What Is Category One Water Damage?
Business floods can be disastrous, but all flooding is not created equal. Flood restoration experts classify water into three categories: Category One, or “clean water”; Category Two, or “gray water”; and Category Three, or “black water.” In terms of flood cleanup, Category One is the quickest, simplest, and least expensive for you and your business.
Category One Water Sources
If your business flooding was due to a broken pipe, the floodwater might be Category One if the pipe in question was a supply line. Supply lines carry clean, potable water into your business. A broken supply line is a common source of Category One flooding.
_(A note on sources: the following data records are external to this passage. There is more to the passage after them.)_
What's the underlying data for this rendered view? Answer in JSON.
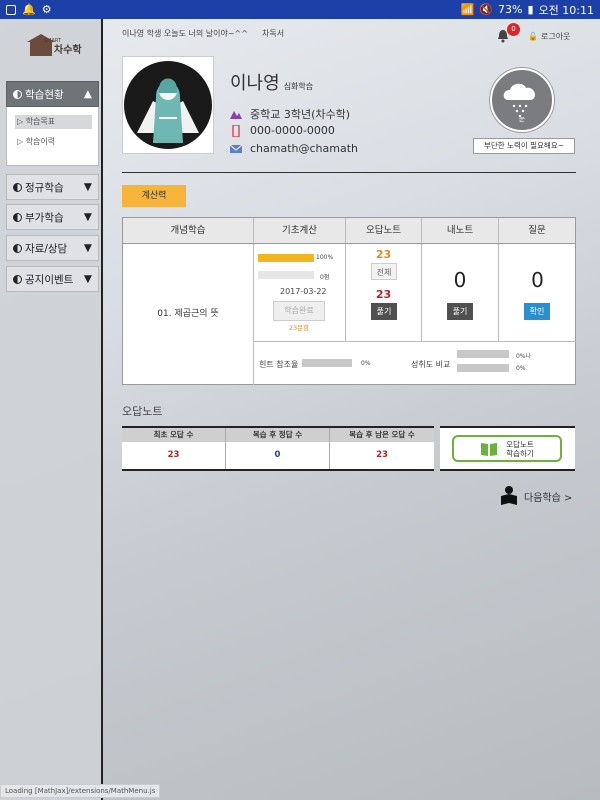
{
  "status_bar": {
    "battery": "73%",
    "time": "오전 10:11"
  },
  "sidebar": {
    "logo_small": "SMART",
    "logo_text": "차수학",
    "menus": [
      {
        "label": "학습현황",
        "arrow": "▲",
        "active": true
      },
      {
        "label": "정규학습",
        "arrow": "▼"
      },
      {
        "label": "부가학습",
        "arrow": "▼"
      },
      {
        "label": "자료/상담",
        "arrow": "▼"
      },
      {
        "label": "공지이벤트",
        "arrow": "▼"
      }
    ],
    "submenu": [
      "▷ 학습목표",
      "▷ 학습이력"
    ],
    "loading_text": "Loading [MathJax]/extensions/MathMenu.js"
  },
  "header": {
    "greeting": "이나영 학생 오늘도 너의 날이야~^^",
    "link": "차독서",
    "notif_count": "0",
    "logout": "로그아웃"
  },
  "profile": {
    "name": "이나영",
    "course": "심화학습",
    "grade": "중학교 3학년(차수학)",
    "phone": "000-0000-0000",
    "email": "chamath@chamath"
  },
  "weather": {
    "label": "눈",
    "motto": "부단한 노력이 필요해요~"
  },
  "tab": {
    "label": "계산력"
  },
  "study_table": {
    "headers": [
      "개념학습",
      "기초계산",
      "오답노트",
      "내노트",
      "질문"
    ],
    "lesson": "01. 제곱근의 뜻",
    "progress_pct": "100%",
    "progress_fill": 1.0,
    "count_label": "0점",
    "date": "2017-03-22",
    "done_label": "학습완료",
    "question_count": "23문항",
    "wrong_all_num": "23",
    "wrong_all_btn": "전체",
    "wrong_solve_num": "23",
    "wrong_solve_btn": "풀기",
    "my_note_num": "0",
    "my_note_btn": "풀기",
    "question_num": "0",
    "question_btn": "확인",
    "hint_label": "힌트 참조율",
    "hint_pct": "0%",
    "achieve_label": "성취도 비교",
    "achieve_pct1": "0%나",
    "achieve_pct2": "0%"
  },
  "wrong_note": {
    "title": "오답노트",
    "headers": [
      "최초 오답 수",
      "복습 후 정답 수",
      "복습 후 남은 오답 수"
    ],
    "values": [
      "23",
      "0",
      "23"
    ],
    "learn_btn_line1": "오답노트",
    "learn_btn_line2": "학습하기"
  },
  "next_label": "다음학습 >",
  "colors": {
    "status": "#1c3fa8",
    "accent": "#f6b53a",
    "red": "#d9262b",
    "green": "#6bb23d",
    "blue": "#2a8fd1"
  }
}
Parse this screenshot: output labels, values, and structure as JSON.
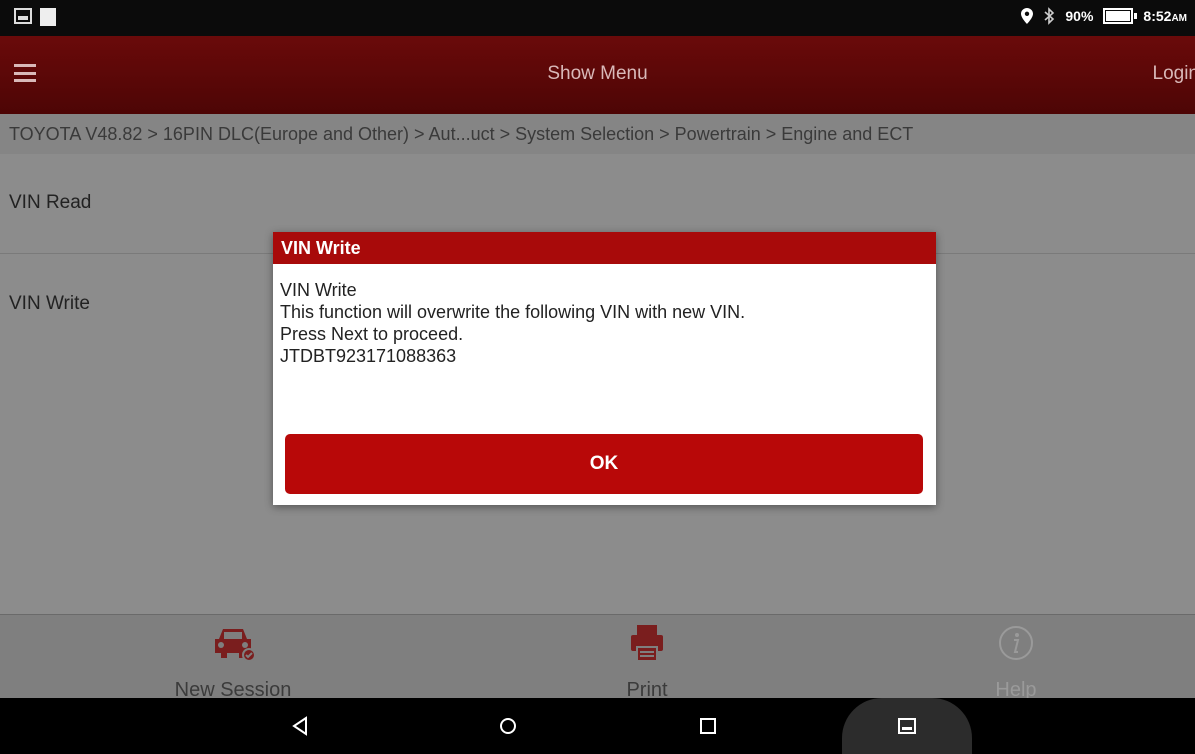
{
  "status_bar": {
    "battery": "90%",
    "time": "8:52",
    "time_suffix": "AM",
    "icons": [
      "gallery-icon",
      "notification-square-icon",
      "location-icon",
      "bluetooth-icon",
      "battery-icon"
    ]
  },
  "app_bar": {
    "title": "Show Menu",
    "login": "Login"
  },
  "breadcrumb": "TOYOTA V48.82 > 16PIN DLC(Europe and Other) > Aut...uct > System Selection > Powertrain > Engine and ECT",
  "list": [
    {
      "label": "VIN Read"
    },
    {
      "label": "VIN Write"
    }
  ],
  "dialog": {
    "title": "VIN Write",
    "lines": [
      "VIN Write",
      "This function will overwrite the following VIN with new VIN.",
      "Press Next to proceed.",
      "JTDBT923171088363"
    ],
    "ok_label": "OK"
  },
  "toolbar": {
    "new_session": "New Session",
    "print": "Print",
    "help": "Help"
  },
  "colors": {
    "app_bar": "#5a0707",
    "dialog_header": "#a80a0a",
    "ok_button": "#b80808",
    "overlay_gray": "#8c8c8c"
  }
}
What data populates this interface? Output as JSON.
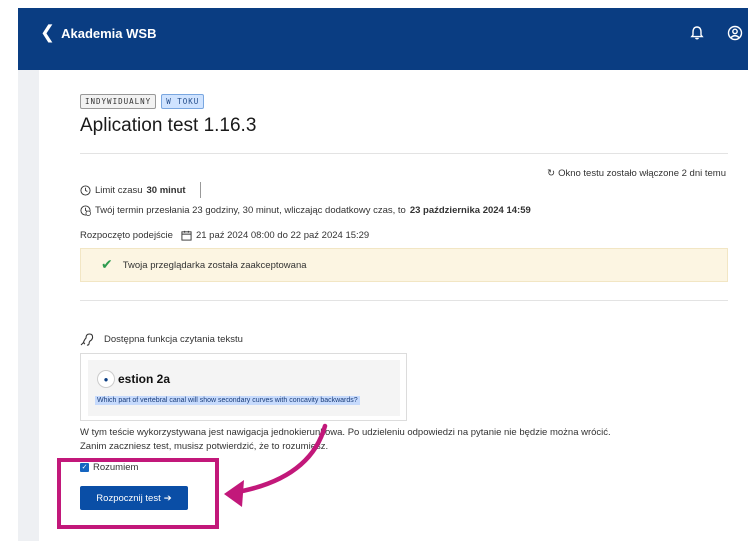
{
  "header": {
    "back_label": "Akademia WSB"
  },
  "badges": [
    "INDYWIDUALNY",
    "W TOKU"
  ],
  "page_title": "Aplication test 1.16.3",
  "open_info": "Okno testu zostało włączone 2 dni temu",
  "time_limit": {
    "label": "Limit czasu",
    "value": "30 minut"
  },
  "deadline": {
    "text": "Twój termin przesłania 23 godziny, 30 minut, wliczając dodatkowy czas, to",
    "date": "23 października 2024 14:59"
  },
  "attempt": {
    "label": "Rozpoczęto podejście",
    "range": "21 paź 2024 08:00 do 22 paź 2024 15:29"
  },
  "browser_accepted": "Twoja przeglądarka została zaakceptowana",
  "tts_label": "Dostępna funkcja czytania tekstu",
  "preview": {
    "question_title": "estion 2a",
    "question_text": "Which part of vertebral canal will show secondary curves with concavity backwards?"
  },
  "nav_note_line1": "W tym teście wykorzystywana jest nawigacja jednokierunkowa. Po udzieleniu odpowiedzi na pytanie nie będzie można wrócić.",
  "nav_note_line2": "Zanim zaczniesz test, musisz potwierdzić, że to rozumiesz.",
  "understand_label": "Rozumiem",
  "understand_checked": true,
  "start_button": "Rozpocznij test",
  "colors": {
    "header": "#0a3d82",
    "accent": "#0a4ea6",
    "highlight": "#c2187a",
    "success": "#2e9b4f"
  }
}
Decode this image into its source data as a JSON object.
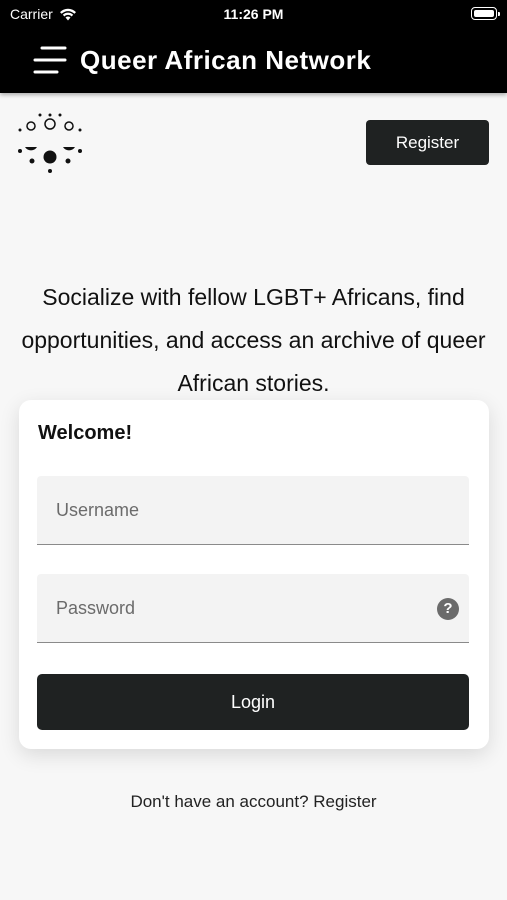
{
  "status_bar": {
    "carrier": "Carrier",
    "time": "11:26 PM",
    "icons": [
      "wifi-icon",
      "battery-icon"
    ]
  },
  "app_bar": {
    "title": "Queer African Network",
    "menu_icon": "menu-icon"
  },
  "header": {
    "logo_icon": "dots-logo-icon",
    "register_label": "Register"
  },
  "tagline": "Socialize with fellow LGBT+ Africans, find opportunities, and access an archive of queer African stories.",
  "login_card": {
    "welcome": "Welcome!",
    "username_placeholder": "Username",
    "username_value": "",
    "password_placeholder": "Password",
    "password_value": "",
    "help_icon": "?",
    "login_label": "Login"
  },
  "footer": {
    "register_prompt": "Don't have an account? Register"
  },
  "colors": {
    "app_bar": "#000000",
    "background": "#f7f7f7",
    "button": "#1f2222",
    "card": "#ffffff"
  }
}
Other sources of Category One floodwater could include:
- an overflowing (clean) sink
- a malfunctioning ice maker or hot water heater
- a broken toilet tank or clean toilet bowl
- a fire hose
- melting ice or snow
Category One Cleanup
The “clean water” in a Category One flood event is generally considered to be free from organic matter and other contaminants and is not substantially dangerous to humans or animals. Most business contents that have come into contact with Category One water can be dried out and fully restored, even carpet and carpet pads. Regardless of the category, floodwater should be dealt with as quickly as possible. Even a small amount of standing water – including Category One water – can cause mold to grow. Most importantly, Category One water can become Category Two or Category Three if it comes into contact with contaminants, such as those on or under the floor of your business, or if it remains standing for 48 hours.
Water damage, even from clean water, becomes more difficult and costly to repair with each hour that passes, and DIY cleanup attempts can waste valuable time. If you experience a business flood in Town and Country, MO, the smartest move is to call a water loss restoration company as soon as possible.